Initially, I did not like Mafuyu. He behaved far too much like some bizarre, cutesy dandere that came off as fake. From reviews I’ve skimmed of this series, many applaud it for being “Grounded” and “Down-to-Earth” and what-not. Starting off with some weird conversation between a dude who looks like a hard-ass and a puppy-like cutie-patootie does not fit this moniker to me. Eventually, the story gave him more flexibility to behave more realistically as a person dealing with past trauma, and it became easier to give him the benefit of the doubt. And with this, Ritsuka became a little more fake, dealing with a lot of the tired “What is this feeling in my chest? What is this sensation?” garbage that every teenage romance story seems to cover. If it wasn’t one, it was the other, or maybe something involving another cast member that I neglected to mention. There’s quite a few characters present here.
WARNING: The following paragraph contains spoilers.
Probably the biggest issue with Given for me was just how much they left under the rug when all wrapped up. Remember when there was a female classmate that liked Ritsuka? Yeah, they resolved that in a couple scenes and she never appeared again. What of the relationship between Akihiko and his lover? Given (ha) a backstory, he’s featured two or three times, but is relatively unimportant. Oh, and Haruki has a thing for Akihiko, too. Some time is spent on that, and then it kind of just floats away as the main story takes off. In fact, the pivotal climax occurs in episode nine; there are eleven episodes in this series. The last two episodes flounder about with the aftermath of everything, then ends with tons of material that begs for a sequel. With so much left to see, it’s deflating to know that all that build-up and focus on a variety of characters ends up incomplete.

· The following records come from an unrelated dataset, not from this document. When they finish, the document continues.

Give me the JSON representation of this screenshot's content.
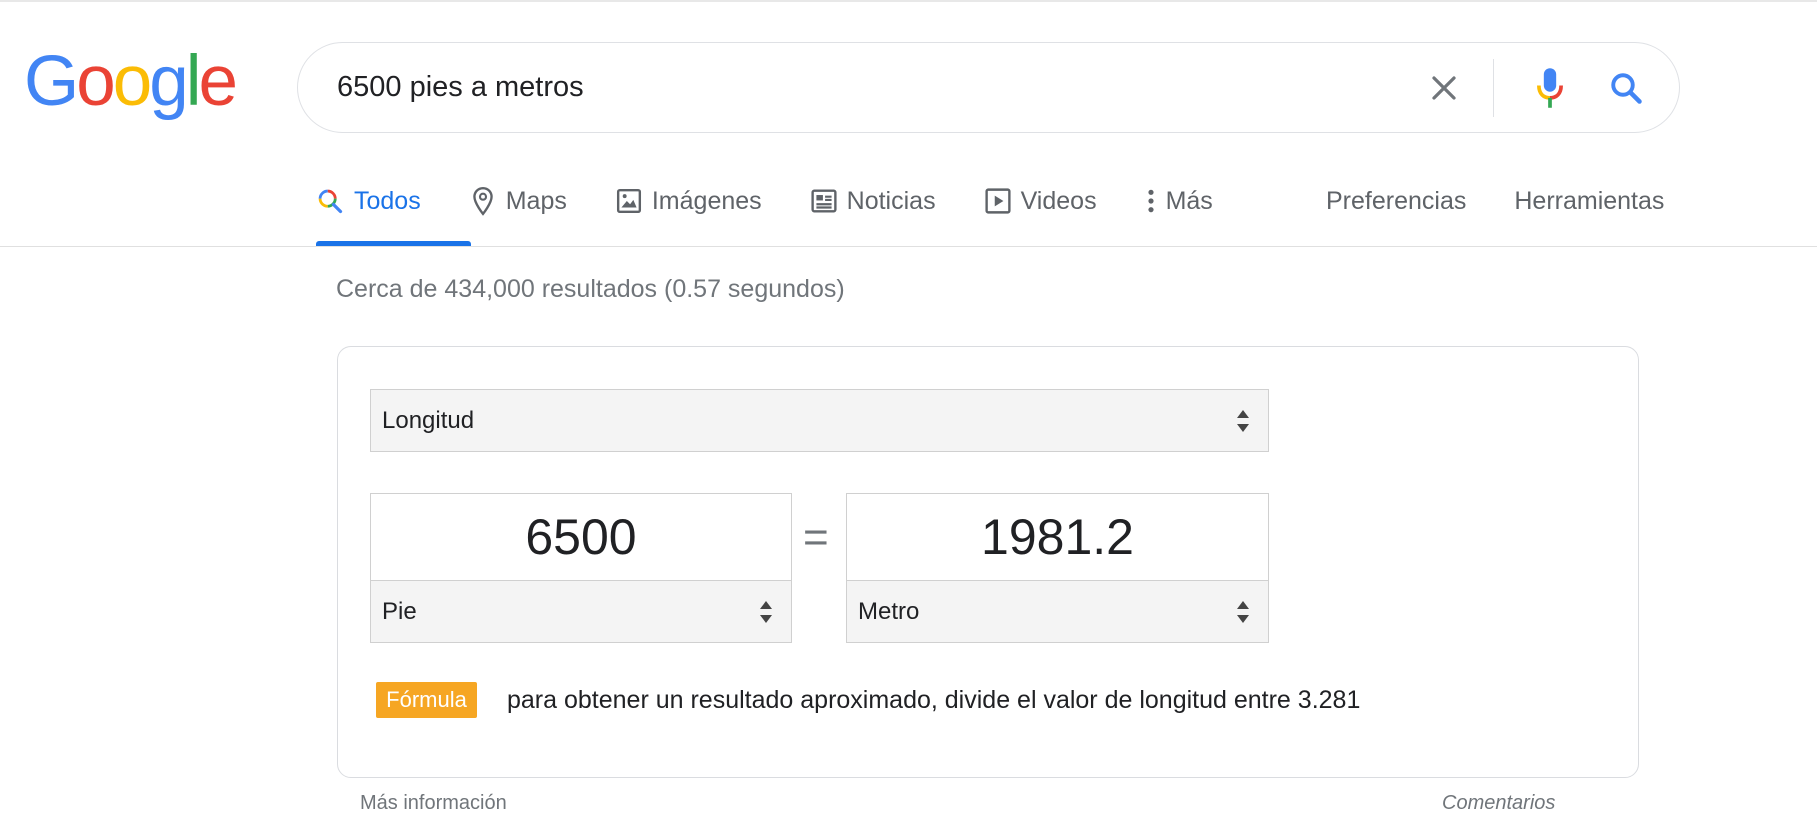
{
  "logo": {
    "letters": [
      "G",
      "o",
      "o",
      "g",
      "l",
      "e"
    ]
  },
  "search": {
    "query": "6500 pies a metros"
  },
  "tabs": [
    {
      "label": "Todos",
      "icon": "search-icon",
      "active": true
    },
    {
      "label": "Maps",
      "icon": "map-pin-icon"
    },
    {
      "label": "Imágenes",
      "icon": "image-icon"
    },
    {
      "label": "Noticias",
      "icon": "news-icon"
    },
    {
      "label": "Videos",
      "icon": "play-icon"
    },
    {
      "label": "Más",
      "icon": "more-vertical-icon"
    }
  ],
  "tools": {
    "preferences": "Preferencias",
    "tools": "Herramientas"
  },
  "result_stats": "Cerca de 434,000 resultados (0.57 segundos)",
  "converter": {
    "unit_type": "Longitud",
    "from": {
      "value": "6500",
      "unit": "Pie"
    },
    "equals": "=",
    "to": {
      "value": "1981.2",
      "unit": "Metro"
    },
    "formula_label": "Fórmula",
    "formula_text": "para obtener un resultado aproximado, divide el valor de longitud entre 3.281"
  },
  "footer": {
    "more_info": "Más información",
    "feedback": "Comentarios"
  },
  "colors": {
    "accent": "#1a73e8",
    "formula_badge": "#f6a623"
  }
}
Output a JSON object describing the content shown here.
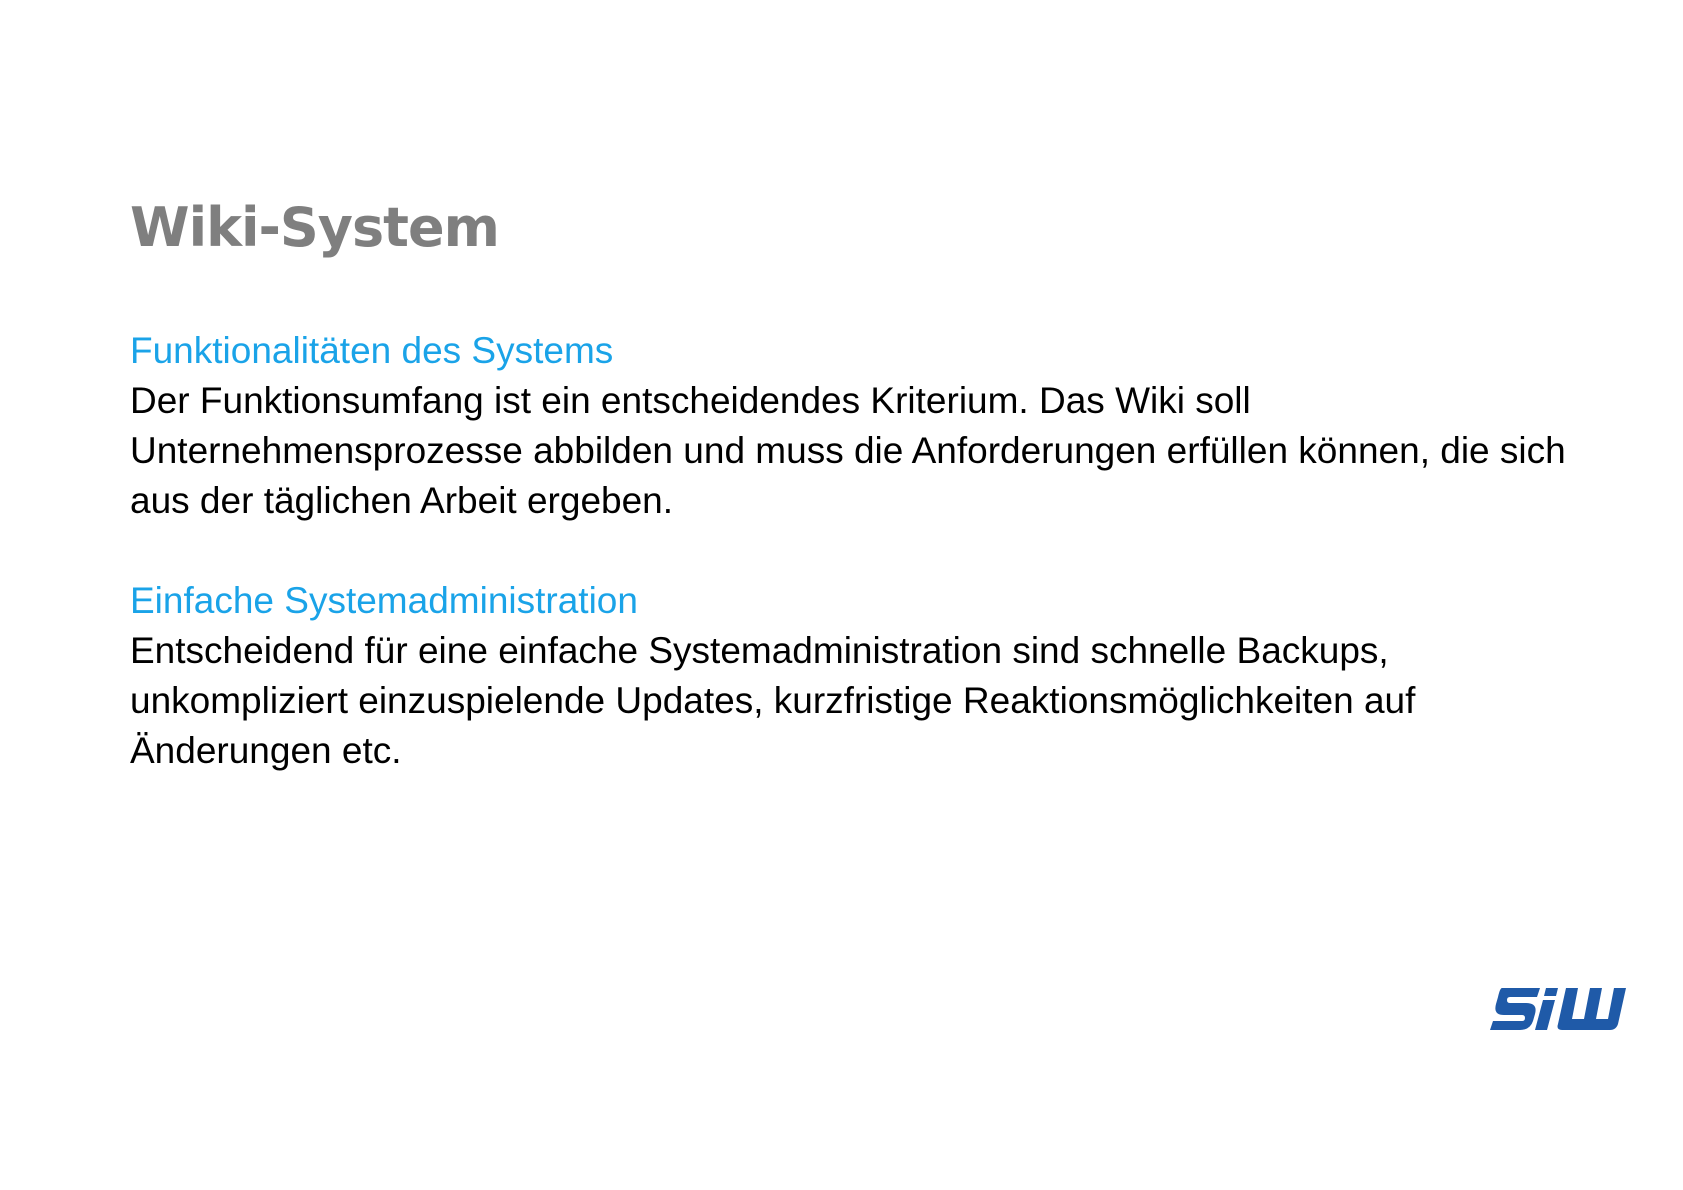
{
  "slide": {
    "title": "Wiki-System",
    "sections": [
      {
        "heading": "Funktionalitäten des Systems",
        "body": "Der Funktionsumfang ist ein entscheidendes Kriterium. Das Wiki soll Unternehmensprozesse abbilden und muss die Anforderungen erfüllen können, die sich aus der täglichen Arbeit ergeben."
      },
      {
        "heading": "Einfache Systemadministration",
        "body": "Entscheidend für eine einfache Systemadministration sind schnelle Backups, unkompliziert einzuspielende Updates, kurzfristige Reaktionsmöglichkeiten auf Änderungen etc."
      }
    ]
  },
  "logo": {
    "text": "SiW",
    "color": "#1f5aa8"
  },
  "colors": {
    "title": "#7f7f7f",
    "heading": "#1aa3e8",
    "body": "#000000"
  }
}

I will applaud episode nine though; as a climax, it was sufficiently climactic. All throughout the series, Mafuyu was intentionally quiet and reserved, with every opportunity to showcase his singing ability skimmed over or muted. Once he starts belting it out at the last-minute opportunity, it definitely struck an emotional chord. All things ruminating in his mind—guilt, sadness, loneliness—came pouring out in perhaps one of the most impactful performances I’ve seen in anime. The song they performed was also pretty good, which was a welcome surprise. It wouldn’t surprise me to know that episode nine single-handedly garnered this series the popularity it currently has.
I was rarely bored watching Given, and while I have a collection of small problems with it, it’s definitely a recommendable series. Doesn’t finish nearly as well as it could, but the characters (eventually) improve the experience to a point where the “Grounded” label that’s placed on this series feels slightly earned. Whether you’re here for shounen-ai romance or a casual coming-back-from-trauma story through the spirit of music, this is a strong showing.
The rating for this title and all others can be found on MyAnimeList.
For more anime reviews, check out the associated archive.
Thank you for your time. Have a great day.
One thought on “Merry Days of Anime 2020: Given”